These high rates warrant “increased public health concern,” Kearney wrote in his paper. Data on race and ethnicity were not available, but the highest rates of asthma were also found in the poorest counties with the highest percentage of African Americans.

Triggers

There are a number of triggers that can cause asthma symptoms to flare up. But what is it about eastern North Carolina that could be worsening the problem?

Kearney suggested that the substandard housing could be a factor.

“Poor housing conditions are presumably likely to contain numerous asthma allergen triggers (eg, mold from leaking roofs) that can pose unfortunate exposure opportunities for someone with allergic asthma,” Kearney wrote.
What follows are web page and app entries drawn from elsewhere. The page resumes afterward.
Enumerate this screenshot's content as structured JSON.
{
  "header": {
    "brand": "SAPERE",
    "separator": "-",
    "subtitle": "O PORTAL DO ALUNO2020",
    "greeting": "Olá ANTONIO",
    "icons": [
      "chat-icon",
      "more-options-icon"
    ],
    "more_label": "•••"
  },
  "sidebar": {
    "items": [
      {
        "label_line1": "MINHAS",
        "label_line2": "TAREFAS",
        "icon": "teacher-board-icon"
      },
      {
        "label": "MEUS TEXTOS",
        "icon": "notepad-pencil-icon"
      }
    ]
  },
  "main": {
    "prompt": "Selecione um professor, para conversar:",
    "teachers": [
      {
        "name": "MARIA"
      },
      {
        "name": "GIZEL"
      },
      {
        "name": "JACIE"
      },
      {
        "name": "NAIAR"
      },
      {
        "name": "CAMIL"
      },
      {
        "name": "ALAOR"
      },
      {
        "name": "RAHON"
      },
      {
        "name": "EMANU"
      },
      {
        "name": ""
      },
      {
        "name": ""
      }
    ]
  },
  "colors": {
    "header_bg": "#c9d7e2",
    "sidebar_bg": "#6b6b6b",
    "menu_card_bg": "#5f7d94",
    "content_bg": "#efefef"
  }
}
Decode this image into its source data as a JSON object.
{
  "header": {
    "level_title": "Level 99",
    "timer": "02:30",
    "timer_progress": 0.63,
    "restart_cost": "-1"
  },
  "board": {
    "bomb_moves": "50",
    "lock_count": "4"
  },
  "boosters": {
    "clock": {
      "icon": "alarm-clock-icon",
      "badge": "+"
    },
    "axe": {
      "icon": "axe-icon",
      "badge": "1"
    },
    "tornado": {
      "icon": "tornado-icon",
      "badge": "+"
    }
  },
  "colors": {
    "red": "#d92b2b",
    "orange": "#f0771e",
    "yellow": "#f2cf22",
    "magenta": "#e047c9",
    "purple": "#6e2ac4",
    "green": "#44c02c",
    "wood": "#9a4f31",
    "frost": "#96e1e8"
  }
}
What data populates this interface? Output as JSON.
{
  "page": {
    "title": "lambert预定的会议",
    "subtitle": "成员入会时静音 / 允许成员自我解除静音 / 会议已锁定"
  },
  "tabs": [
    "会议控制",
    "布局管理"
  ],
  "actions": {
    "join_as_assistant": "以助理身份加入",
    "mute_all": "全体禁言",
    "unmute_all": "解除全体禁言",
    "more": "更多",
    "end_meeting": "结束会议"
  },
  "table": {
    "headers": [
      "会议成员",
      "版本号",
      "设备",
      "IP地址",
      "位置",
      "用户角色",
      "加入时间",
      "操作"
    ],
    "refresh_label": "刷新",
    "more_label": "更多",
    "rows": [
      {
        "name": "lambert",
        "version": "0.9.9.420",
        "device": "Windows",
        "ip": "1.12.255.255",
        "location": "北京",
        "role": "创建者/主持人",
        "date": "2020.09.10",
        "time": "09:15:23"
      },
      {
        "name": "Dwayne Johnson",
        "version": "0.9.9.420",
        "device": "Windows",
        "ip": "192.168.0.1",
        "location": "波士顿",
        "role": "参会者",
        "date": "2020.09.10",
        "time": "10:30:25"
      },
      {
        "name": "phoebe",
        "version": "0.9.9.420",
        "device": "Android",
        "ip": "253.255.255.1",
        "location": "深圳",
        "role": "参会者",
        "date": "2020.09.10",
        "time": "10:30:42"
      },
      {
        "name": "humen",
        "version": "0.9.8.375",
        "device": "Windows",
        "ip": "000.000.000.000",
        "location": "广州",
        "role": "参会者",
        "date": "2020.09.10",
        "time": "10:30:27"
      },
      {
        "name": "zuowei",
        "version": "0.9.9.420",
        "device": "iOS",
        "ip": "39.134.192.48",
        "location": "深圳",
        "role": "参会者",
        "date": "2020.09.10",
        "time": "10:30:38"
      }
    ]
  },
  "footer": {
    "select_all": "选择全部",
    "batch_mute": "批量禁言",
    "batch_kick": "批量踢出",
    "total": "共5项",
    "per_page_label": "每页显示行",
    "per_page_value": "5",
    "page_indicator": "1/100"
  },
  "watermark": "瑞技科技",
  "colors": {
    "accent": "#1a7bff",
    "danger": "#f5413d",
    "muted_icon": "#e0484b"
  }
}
There is also a decent amount of literature that points to cockroaches as a cause of allergies and worsening asthma symptoms.

In an entomology lab at NC State, researchers keep cases and cases of German cockroaches for study, separated by gender. These are males, the black dots are the feces. Photo credit: Rose Hoban

Kearney also noted in his study that exposure to secondhand smoke is an irritant for those with asthma. In 2016, the North Carolina Behavioral Risk Factor Surveillance System data found that about 19 percent of adults in North Carolina smoke.

Goldsboro Pediatrics, which serves about 45,000 patients in eastern N.C., did a survey a few years ago and found that 31 percent of respondents lived in a home with a smoker, according to Tayloe.

Darryl Zeldin, scientific director at the National Institute of Environmental Health Sciences based in Raleigh, has studied the environmental causes of asthma for a long time.

“Individuals who live in older homes and homes in disrepair may be exposed to irritants at higher levels,” he said.

When it comes to strictly environmental triggers, Zeldin said the agricultural industry in eastern N.C. could play a role in triggering asthma symptoms.

“Endotoxin is a product of bacteria that can cause and exacerbate inflammation in airways and can lead to increased asthma attacks,” he said. “Endotoxin is common in rural environments, particularly around livestock.”

Zeldin emphasized that worsening asthma rates are not solely a problem caused by the environment.

Intervention and education

“It’s not surprising that the rates are higher there. Environmental factors are entirely different than the health care access issue,” he said.

Some people lack insurance or access to a primary care physician, so they use the emergency department as default.

Then there is what he calls “environmental justice.”

“Poor people, in general, are the ones that are disproportionately afflicted, live in environments where exposure is higher,” Zeldin said.

There need to be targeted interventions to people who need it the most in order to change the socioeconomic factors at play, he said.

“Sometimes it’s more than giving the kid a drug to deal with the asthma, but going into the home and educating the family,” Zeldin said.

Tayloe said unlike a large portion of eastern N.C., the physicians in his practice are much more knowledgeable about asthma. His first medical partner was somewhat of a national asthma champion. He educated everyone at the practice and Tayloe said that education has continued.

His practice conducts annual lung function testing for kids with allergies and asthma. He said they are also able to connect patients with specialists out of Greenville if necessary.

Goldsboro Pediatrics has case management specialists who will work with the housing authority to improve the conditions of children’s homes and get things like air conditioning installed, which makes a big difference for those with allergies.

“We have a culture of quality when it comes to asthma that you might not see in other practices, especially due to primary care shortage in eastern North Carolina,” Tayloe said.

Taylor Knopf

Taylor Knopf covers rural and mental health news. She previously wrote for The News & Observer as a politics and general assignment reporter. Before that, she worked at a small daily newspaper in southern...